LinuxPlanet: Linux Home Networking, Part 5Oct 10, 2000, 13:10 (0 Talkback[s])
(Other stories by William Wong)
"Setting up a Linux server as a router with two Ethernet network adapters is more straightforward compared to the dynamic dial-up connection presented in this article because of two things. The first is the fixed IP addresses involved. Second, routing and NAT configuration is static. With a dial-up connection these change. The IP address for the dial-up connection is normally assigned using DHCP by the ISP when a connection is made. Likewise, the routing configuration must be changed to accommodate the new IP address."
"This article takes a look at how to configure pppd. Pppd is the Linux point-to-point protocol (PPP) daemon. It provides a network interface to a serial connection that is typically an analog modem or possibly an ISDN adapter.
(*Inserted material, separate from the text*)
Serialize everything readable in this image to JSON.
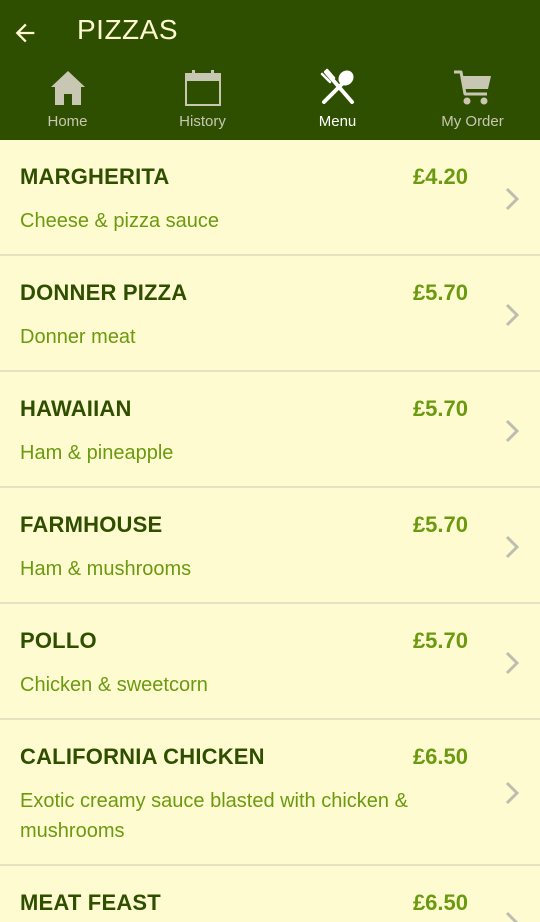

PPP is also used on some non-dial-up connections. More specifically, some ISPs provide DSL and cable modem connections using PPP. In this case, the connection to the PC is via an Ethernet connection is the same as using fixed IP addresses but a protocol called PPP over Ethernet (PPPoE) is used. PPPoE operates the same way PPP does so we will not look at this in any more detail but concentrate on pppd. Typically just the programs are different and some configuration details differ."
"Two items must be addressed for the dial-up connection to be used. The first is the pppd program that provides the connection. The second is the ipchains program."